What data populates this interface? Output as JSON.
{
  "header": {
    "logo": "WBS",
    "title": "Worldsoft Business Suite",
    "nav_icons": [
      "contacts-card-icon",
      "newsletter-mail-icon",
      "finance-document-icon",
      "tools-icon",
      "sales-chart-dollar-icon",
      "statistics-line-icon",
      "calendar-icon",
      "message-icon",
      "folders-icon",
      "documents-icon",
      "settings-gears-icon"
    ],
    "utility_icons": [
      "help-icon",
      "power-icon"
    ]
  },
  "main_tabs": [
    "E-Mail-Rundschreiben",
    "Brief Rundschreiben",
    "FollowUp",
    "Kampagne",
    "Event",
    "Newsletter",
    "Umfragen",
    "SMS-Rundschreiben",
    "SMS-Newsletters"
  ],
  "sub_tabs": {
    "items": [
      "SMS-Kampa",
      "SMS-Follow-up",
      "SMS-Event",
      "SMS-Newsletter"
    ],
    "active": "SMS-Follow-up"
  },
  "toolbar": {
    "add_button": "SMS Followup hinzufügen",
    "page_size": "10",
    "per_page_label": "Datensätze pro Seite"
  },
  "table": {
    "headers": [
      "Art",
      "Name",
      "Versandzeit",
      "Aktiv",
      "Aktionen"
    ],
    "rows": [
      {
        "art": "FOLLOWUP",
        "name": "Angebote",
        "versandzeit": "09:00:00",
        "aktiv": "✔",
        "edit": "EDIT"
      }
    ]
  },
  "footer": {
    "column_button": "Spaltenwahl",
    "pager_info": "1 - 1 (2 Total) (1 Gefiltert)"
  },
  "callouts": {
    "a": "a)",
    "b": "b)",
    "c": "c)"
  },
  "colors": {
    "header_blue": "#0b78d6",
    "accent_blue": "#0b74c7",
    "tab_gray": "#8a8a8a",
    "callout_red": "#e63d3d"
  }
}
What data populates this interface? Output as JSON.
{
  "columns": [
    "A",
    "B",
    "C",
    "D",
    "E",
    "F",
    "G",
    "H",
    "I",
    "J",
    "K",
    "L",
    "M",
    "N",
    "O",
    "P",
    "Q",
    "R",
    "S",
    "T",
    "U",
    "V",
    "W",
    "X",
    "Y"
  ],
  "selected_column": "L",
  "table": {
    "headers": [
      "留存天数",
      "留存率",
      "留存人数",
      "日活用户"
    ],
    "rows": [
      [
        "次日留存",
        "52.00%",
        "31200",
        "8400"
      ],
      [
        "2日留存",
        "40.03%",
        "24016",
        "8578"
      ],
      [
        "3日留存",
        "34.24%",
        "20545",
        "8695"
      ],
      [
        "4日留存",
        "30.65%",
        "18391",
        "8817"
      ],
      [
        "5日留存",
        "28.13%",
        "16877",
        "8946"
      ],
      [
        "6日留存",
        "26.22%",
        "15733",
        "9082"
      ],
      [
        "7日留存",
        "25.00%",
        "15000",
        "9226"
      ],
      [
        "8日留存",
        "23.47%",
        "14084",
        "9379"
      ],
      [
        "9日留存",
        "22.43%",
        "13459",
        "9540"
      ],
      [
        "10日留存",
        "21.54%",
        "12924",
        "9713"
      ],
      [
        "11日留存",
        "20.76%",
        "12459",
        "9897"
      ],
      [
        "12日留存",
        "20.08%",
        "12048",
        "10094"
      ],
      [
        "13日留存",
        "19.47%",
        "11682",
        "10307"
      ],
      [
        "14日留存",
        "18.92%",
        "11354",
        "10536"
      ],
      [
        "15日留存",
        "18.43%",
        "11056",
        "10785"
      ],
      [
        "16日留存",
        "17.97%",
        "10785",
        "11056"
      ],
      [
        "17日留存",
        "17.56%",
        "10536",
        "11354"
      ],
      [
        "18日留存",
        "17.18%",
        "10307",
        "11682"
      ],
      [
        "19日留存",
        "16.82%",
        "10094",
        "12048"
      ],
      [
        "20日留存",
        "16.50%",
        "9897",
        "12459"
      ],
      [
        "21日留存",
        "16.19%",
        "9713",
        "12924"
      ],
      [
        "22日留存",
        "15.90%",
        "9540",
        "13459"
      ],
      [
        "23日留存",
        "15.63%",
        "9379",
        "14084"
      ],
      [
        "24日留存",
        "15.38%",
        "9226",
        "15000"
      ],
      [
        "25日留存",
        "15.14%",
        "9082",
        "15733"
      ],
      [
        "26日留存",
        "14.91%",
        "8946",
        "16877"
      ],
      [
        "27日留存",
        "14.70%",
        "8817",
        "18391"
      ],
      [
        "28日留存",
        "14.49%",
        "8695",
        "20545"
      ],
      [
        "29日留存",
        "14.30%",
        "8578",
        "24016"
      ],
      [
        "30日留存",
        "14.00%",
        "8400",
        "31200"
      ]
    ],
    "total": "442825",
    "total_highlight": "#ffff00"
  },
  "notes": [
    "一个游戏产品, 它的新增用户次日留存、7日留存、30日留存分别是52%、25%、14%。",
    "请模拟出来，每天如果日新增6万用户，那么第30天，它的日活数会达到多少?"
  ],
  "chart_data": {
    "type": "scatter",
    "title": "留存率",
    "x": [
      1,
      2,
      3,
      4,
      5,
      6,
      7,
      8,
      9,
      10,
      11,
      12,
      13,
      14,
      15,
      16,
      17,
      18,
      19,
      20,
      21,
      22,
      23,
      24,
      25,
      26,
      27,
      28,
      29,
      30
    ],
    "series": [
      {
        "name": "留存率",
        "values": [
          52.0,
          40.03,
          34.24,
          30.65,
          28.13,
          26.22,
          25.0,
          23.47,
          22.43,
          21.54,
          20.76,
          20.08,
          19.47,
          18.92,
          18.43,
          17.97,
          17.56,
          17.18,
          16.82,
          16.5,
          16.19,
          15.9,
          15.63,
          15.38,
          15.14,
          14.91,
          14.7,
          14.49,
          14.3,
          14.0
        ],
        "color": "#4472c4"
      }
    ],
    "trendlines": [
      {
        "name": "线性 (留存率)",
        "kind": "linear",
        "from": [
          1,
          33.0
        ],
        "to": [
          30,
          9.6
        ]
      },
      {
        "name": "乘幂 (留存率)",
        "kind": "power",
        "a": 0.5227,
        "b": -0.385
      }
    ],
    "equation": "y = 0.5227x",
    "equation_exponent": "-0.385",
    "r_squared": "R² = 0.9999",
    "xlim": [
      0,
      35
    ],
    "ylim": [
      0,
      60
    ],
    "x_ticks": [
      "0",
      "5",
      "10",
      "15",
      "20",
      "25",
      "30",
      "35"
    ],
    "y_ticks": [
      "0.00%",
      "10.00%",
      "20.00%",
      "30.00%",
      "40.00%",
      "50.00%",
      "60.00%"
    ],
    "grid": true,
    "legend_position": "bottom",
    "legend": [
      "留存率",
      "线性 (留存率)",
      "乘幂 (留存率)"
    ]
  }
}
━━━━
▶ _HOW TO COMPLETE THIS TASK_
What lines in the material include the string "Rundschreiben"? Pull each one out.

▶ _WRITTEN RESPONSE_
    "E-Mail-Rundschreiben",
    "Brief Rundschreiben",
    "SMS-Rundschreiben",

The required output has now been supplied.